One day in 1932, I was standing in front of the Académie Française and decided to take a look at what was behind those massive gates. I noticed that, for the average French citizen, even the sight of this national institution was awe-inspiring. I simply became very curious and wanted to know what was behind that imposing facade. As I wandered farther and higher up in the building, I ended up in the huge attic...the clock was under the cupola. Its glass face with Roman numerals gave me this fantastic view onto the Pont des Arts with the Louvre behind it.

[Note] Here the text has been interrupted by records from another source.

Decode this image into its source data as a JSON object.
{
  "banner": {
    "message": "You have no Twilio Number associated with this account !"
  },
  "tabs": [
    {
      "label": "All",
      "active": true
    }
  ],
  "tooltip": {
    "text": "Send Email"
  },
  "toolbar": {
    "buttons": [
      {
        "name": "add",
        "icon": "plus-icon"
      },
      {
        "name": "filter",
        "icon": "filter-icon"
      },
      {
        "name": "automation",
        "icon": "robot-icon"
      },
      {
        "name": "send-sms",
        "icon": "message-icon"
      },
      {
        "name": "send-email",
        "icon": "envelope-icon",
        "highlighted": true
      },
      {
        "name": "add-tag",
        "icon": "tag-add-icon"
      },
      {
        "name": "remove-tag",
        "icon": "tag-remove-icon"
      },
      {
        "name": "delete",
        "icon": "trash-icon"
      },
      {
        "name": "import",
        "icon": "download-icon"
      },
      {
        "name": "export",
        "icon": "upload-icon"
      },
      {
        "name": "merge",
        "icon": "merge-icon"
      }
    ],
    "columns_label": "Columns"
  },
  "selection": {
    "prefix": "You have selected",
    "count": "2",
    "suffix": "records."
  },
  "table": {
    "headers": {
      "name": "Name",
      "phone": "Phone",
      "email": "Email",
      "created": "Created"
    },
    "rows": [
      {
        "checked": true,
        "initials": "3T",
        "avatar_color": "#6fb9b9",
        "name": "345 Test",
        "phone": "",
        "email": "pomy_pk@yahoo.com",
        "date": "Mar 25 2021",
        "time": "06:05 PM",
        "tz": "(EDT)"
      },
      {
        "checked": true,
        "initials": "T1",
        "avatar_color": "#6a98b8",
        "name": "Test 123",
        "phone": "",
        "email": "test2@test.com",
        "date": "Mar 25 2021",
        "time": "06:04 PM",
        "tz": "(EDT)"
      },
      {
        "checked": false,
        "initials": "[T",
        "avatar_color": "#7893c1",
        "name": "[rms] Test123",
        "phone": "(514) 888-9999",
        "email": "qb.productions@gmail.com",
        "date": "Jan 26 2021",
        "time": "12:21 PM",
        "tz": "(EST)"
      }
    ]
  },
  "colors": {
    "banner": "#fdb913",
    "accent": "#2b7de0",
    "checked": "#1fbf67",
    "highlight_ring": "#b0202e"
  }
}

Looking at this photograph simulates a feeling of standing beside the photographer, looking out on a wintry Parisian cityscape. Through André Kertész's careful juxtaposition, the clock's silhouetted Roman numerals and hands appear to align with various elements of the scene below. The V points to the statue's shadow, the IIII traps two pedestrians, the III rests atop magazine stands flanking the Seine, and the star shape on the clock's hand blocks the far end of a bridge crossing the river. Darker than anything else, the clock's numerals and hand appear to be cut out and collaged onto the print's surface, rather than a natural part of the scene.
This photograph demonstrates Kertész's strategic use of flat, foreground elements against a deep background to suggest a sense of space. But he became most well known for his bird's-eye perspective, which reflects his desire to photograph behind the scenes from unconventional viewpoints.